▸ **PROBLEM DESCRIPTION**
Your response should consist of the records, reproduced exactly.

(EXERCISE INPUT)

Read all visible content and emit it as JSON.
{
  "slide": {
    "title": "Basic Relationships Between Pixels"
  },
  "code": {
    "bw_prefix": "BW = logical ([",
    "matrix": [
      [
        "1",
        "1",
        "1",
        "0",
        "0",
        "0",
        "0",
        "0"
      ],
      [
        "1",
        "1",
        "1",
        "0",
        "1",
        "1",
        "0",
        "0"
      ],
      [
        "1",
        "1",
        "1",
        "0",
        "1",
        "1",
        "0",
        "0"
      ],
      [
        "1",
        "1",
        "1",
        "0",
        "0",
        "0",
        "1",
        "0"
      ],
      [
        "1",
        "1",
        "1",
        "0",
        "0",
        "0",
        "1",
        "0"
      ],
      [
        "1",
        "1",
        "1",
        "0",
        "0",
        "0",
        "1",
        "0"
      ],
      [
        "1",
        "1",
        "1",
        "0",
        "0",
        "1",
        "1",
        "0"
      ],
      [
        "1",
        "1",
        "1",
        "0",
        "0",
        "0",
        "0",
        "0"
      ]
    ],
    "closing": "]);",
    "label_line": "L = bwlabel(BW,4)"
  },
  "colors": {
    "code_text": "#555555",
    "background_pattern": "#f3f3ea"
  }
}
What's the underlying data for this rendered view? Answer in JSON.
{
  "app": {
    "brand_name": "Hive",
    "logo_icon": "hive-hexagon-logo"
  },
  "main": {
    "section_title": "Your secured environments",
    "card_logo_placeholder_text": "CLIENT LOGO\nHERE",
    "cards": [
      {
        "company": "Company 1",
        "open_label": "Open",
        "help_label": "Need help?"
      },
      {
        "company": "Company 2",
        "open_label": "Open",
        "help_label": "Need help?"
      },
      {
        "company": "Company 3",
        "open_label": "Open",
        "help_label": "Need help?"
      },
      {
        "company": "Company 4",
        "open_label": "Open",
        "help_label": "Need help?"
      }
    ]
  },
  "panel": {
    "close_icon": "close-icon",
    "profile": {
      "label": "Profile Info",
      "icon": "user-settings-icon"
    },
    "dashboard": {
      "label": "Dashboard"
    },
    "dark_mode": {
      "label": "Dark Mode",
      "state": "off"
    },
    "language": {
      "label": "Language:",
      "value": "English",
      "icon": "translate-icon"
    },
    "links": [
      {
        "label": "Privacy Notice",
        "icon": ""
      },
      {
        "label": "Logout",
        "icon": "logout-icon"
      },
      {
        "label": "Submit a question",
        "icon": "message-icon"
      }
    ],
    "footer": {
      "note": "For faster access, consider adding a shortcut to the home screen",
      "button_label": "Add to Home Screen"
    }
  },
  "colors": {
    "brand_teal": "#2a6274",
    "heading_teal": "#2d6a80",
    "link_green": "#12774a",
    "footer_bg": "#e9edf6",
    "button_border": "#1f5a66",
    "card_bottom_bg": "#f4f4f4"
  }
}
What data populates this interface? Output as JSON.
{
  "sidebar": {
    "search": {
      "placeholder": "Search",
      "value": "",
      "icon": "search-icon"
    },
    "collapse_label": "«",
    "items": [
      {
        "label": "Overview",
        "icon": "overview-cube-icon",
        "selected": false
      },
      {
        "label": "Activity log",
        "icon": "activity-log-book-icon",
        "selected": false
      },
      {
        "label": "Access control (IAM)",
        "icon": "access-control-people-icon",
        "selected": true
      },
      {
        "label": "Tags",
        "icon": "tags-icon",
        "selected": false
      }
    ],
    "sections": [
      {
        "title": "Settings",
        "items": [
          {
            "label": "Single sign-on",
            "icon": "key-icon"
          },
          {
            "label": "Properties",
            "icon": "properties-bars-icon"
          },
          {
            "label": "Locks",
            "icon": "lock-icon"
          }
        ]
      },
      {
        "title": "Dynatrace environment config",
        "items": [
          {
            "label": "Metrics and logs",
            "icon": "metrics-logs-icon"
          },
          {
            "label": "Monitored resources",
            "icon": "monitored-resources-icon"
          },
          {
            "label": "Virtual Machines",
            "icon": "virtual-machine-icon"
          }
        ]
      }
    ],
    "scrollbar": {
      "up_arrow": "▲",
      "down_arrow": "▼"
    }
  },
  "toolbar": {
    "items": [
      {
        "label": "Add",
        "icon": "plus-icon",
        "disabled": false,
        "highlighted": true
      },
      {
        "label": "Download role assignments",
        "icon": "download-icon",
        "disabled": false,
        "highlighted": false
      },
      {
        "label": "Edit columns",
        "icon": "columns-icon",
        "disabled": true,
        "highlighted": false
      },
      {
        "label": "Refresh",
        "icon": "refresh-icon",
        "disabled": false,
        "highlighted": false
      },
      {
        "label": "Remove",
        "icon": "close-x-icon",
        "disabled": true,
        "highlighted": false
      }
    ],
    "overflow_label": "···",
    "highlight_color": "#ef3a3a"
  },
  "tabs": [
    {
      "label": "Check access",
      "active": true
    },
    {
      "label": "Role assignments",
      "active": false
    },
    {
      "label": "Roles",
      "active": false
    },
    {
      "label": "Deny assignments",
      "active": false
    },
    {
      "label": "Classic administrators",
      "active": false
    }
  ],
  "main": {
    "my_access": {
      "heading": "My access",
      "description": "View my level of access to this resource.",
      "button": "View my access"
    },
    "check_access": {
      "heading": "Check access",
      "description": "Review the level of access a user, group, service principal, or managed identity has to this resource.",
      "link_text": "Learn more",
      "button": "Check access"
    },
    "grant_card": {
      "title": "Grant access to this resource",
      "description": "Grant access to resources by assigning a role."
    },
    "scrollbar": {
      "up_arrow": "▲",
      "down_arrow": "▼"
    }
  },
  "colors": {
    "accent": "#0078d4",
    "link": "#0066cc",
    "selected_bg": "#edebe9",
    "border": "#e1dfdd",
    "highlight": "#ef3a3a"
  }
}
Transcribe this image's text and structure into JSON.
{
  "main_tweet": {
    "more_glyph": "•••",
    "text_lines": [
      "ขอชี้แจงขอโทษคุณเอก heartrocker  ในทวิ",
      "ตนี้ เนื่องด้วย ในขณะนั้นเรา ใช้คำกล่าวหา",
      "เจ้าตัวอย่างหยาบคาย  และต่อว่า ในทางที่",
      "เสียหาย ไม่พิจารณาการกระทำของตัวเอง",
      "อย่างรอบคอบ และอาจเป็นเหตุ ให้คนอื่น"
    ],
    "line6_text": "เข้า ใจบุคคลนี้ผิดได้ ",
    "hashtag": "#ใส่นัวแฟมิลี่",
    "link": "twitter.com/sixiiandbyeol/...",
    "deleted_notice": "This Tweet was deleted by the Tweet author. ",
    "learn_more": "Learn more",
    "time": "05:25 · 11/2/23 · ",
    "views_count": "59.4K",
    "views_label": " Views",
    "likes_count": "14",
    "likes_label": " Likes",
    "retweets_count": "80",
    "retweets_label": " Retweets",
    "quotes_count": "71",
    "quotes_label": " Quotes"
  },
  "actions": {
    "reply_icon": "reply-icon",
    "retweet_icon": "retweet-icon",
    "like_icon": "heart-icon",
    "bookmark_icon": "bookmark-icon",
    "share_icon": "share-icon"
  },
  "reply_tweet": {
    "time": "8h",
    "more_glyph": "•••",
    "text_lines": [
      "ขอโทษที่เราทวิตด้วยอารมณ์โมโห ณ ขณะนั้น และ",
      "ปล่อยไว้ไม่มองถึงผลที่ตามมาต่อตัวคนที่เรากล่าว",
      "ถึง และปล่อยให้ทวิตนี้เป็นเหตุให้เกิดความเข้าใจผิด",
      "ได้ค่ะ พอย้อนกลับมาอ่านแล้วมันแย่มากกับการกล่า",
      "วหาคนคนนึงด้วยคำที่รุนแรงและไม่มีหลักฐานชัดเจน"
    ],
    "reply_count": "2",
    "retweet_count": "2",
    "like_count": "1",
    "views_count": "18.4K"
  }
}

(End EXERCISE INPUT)

▸ **SOLUTION TO THE PROBLEM**
Read all visible content and emit it as JSON.
{
  "slide": {
    "title": "Basic Relationships Between Pixels"
  },
  "code": {
    "bw_prefix": "BW = logical ([",
    "matrix": [
      [
        "1",
        "1",
        "1",
        "0",
        "0",
        "0",
        "0",
        "0"
      ],
      [
        "1",
        "1",
        "1",
        "0",
        "1",
        "1",
        "0",
        "0"
      ],
      [
        "1",
        "1",
        "1",
        "0",
        "1",
        "1",
        "0",
        "0"
      ],
      [
        "1",
        "1",
        "1",
        "0",
        "0",
        "0",
        "1",
        "0"
      ],
      [
        "1",
        "1",
        "1",
        "0",
        "0",
        "0",
        "1",
        "0"
      ],
      [
        "1",
        "1",
        "1",
        "0",
        "0",
        "0",
        "1",
        "0"
      ],
      [
        "1",
        "1",
        "1",
        "0",
        "0",
        "1",
        "1",
        "0"
      ],
      [
        "1",
        "1",
        "1",
        "0",
        "0",
        "0",
        "0",
        "0"
      ]
    ],
    "closing": "]);",
    "label_line": "L = bwlabel(BW,4)"
  },
  "colors": {
    "code_text": "#555555",
    "background_pattern": "#f3f3ea"
  }
}
What's the underlying data for this rendered view? Answer in JSON.
{
  "app": {
    "brand_name": "Hive",
    "logo_icon": "hive-hexagon-logo"
  },
  "main": {
    "section_title": "Your secured environments",
    "card_logo_placeholder_text": "CLIENT LOGO\nHERE",
    "cards": [
      {
        "company": "Company 1",
        "open_label": "Open",
        "help_label": "Need help?"
      },
      {
        "company": "Company 2",
        "open_label": "Open",
        "help_label": "Need help?"
      },
      {
        "company": "Company 3",
        "open_label": "Open",
        "help_label": "Need help?"
      },
      {
        "company": "Company 4",
        "open_label": "Open",
        "help_label": "Need help?"
      }
    ]
  },
  "panel": {
    "close_icon": "close-icon",
    "profile": {
      "label": "Profile Info",
      "icon": "user-settings-icon"
    },
    "dashboard": {
      "label": "Dashboard"
    },
    "dark_mode": {
      "label": "Dark Mode",
      "state": "off"
    },
    "language": {
      "label": "Language:",
      "value": "English",
      "icon": "translate-icon"
    },
    "links": [
      {
        "label": "Privacy Notice",
        "icon": ""
      },
      {
        "label": "Logout",
        "icon": "logout-icon"
      },
      {
        "label": "Submit a question",
        "icon": "message-icon"
      }
    ],
    "footer": {
      "note": "For faster access, consider adding a shortcut to the home screen",
      "button_label": "Add to Home Screen"
    }
  },
  "colors": {
    "brand_teal": "#2a6274",
    "heading_teal": "#2d6a80",
    "link_green": "#12774a",
    "footer_bg": "#e9edf6",
    "button_border": "#1f5a66",
    "card_bottom_bg": "#f4f4f4"
  }
}
What data populates this interface? Output as JSON.
{
  "sidebar": {
    "search": {
      "placeholder": "Search",
      "value": "",
      "icon": "search-icon"
    },
    "collapse_label": "«",
    "items": [
      {
        "label": "Overview",
        "icon": "overview-cube-icon",
        "selected": false
      },
      {
        "label": "Activity log",
        "icon": "activity-log-book-icon",
        "selected": false
      },
      {
        "label": "Access control (IAM)",
        "icon": "access-control-people-icon",
        "selected": true
      },
      {
        "label": "Tags",
        "icon": "tags-icon",
        "selected": false
      }
    ],
    "sections": [
      {
        "title": "Settings",
        "items": [
          {
            "label": "Single sign-on",
            "icon": "key-icon"
          },
          {
            "label": "Properties",
            "icon": "properties-bars-icon"
          },
          {
            "label": "Locks",
            "icon": "lock-icon"
          }
        ]
      },
      {
        "title": "Dynatrace environment config",
        "items": [
          {
            "label": "Metrics and logs",
            "icon": "metrics-logs-icon"
          },
          {
            "label": "Monitored resources",
            "icon": "monitored-resources-icon"
          },
          {
            "label": "Virtual Machines",
            "icon": "virtual-machine-icon"
          }
        ]
      }
    ],
    "scrollbar": {
      "up_arrow": "▲",
      "down_arrow": "▼"
    }
  },
  "toolbar": {
    "items": [
      {
        "label": "Add",
        "icon": "plus-icon",
        "disabled": false,
        "highlighted": true
      },
      {
        "label": "Download role assignments",
        "icon": "download-icon",
        "disabled": false,
        "highlighted": false
      },
      {
        "label": "Edit columns",
        "icon": "columns-icon",
        "disabled": true,
        "highlighted": false
      },
      {
        "label": "Refresh",
        "icon": "refresh-icon",
        "disabled": false,
        "highlighted": false
      },
      {
        "label": "Remove",
        "icon": "close-x-icon",
        "disabled": true,
        "highlighted": false
      }
    ],
    "overflow_label": "···",
    "highlight_color": "#ef3a3a"
  },
  "tabs": [
    {
      "label": "Check access",
      "active": true
    },
    {
      "label": "Role assignments",
      "active": false
    },
    {
      "label": "Roles",
      "active": false
    },
    {
      "label": "Deny assignments",
      "active": false
    },
    {
      "label": "Classic administrators",
      "active": false
    }
  ],
  "main": {
    "my_access": {
      "heading": "My access",
      "description": "View my level of access to this resource.",
      "button": "View my access"
    },
    "check_access": {
      "heading": "Check access",
      "description": "Review the level of access a user, group, service principal, or managed identity has to this resource.",
      "link_text": "Learn more",
      "button": "Check access"
    },
    "grant_card": {
      "title": "Grant access to this resource",
      "description": "Grant access to resources by assigning a role."
    },
    "scrollbar": {
      "up_arrow": "▲",
      "down_arrow": "▼"
    }
  },
  "colors": {
    "accent": "#0078d4",
    "link": "#0066cc",
    "selected_bg": "#edebe9",
    "border": "#e1dfdd",
    "highlight": "#ef3a3a"
  }
}
Transcribe this image's text and structure into JSON.
{
  "main_tweet": {
    "more_glyph": "•••",
    "text_lines": [
      "ขอชี้แจงขอโทษคุณเอก heartrocker  ในทวิ",
      "ตนี้ เนื่องด้วย ในขณะนั้นเรา ใช้คำกล่าวหา",
      "เจ้าตัวอย่างหยาบคาย  และต่อว่า ในทางที่",
      "เสียหาย ไม่พิจารณาการกระทำของตัวเอง",
      "อย่างรอบคอบ และอาจเป็นเหตุ ให้คนอื่น"
    ],
    "line6_text": "เข้า ใจบุคคลนี้ผิดได้ ",
    "hashtag": "#ใส่นัวแฟมิลี่",
    "link": "twitter.com/sixiiandbyeol/...",
    "deleted_notice": "This Tweet was deleted by the Tweet author. ",
    "learn_more": "Learn more",
    "time": "05:25 · 11/2/23 · ",
    "views_count": "59.4K",
    "views_label": " Views",
    "likes_count": "14",
    "likes_label": " Likes",
    "retweets_count": "80",
    "retweets_label": " Retweets",
    "quotes_count": "71",
    "quotes_label": " Quotes"
  },
  "actions": {
    "reply_icon": "reply-icon",
    "retweet_icon": "retweet-icon",
    "like_icon": "heart-icon",
    "bookmark_icon": "bookmark-icon",
    "share_icon": "share-icon"
  },
  "reply_tweet": {
    "time": "8h",
    "more_glyph": "•••",
    "text_lines": [
      "ขอโทษที่เราทวิตด้วยอารมณ์โมโห ณ ขณะนั้น และ",
      "ปล่อยไว้ไม่มองถึงผลที่ตามมาต่อตัวคนที่เรากล่าว",
      "ถึง และปล่อยให้ทวิตนี้เป็นเหตุให้เกิดความเข้าใจผิด",
      "ได้ค่ะ พอย้อนกลับมาอ่านแล้วมันแย่มากกับการกล่า",
      "วหาคนคนนึงด้วยคำที่รุนแรงและไม่มีหลักฐานชัดเจน"
    ],
    "reply_count": "2",
    "retweet_count": "2",
    "like_count": "1",
    "views_count": "18.4K"
  }
}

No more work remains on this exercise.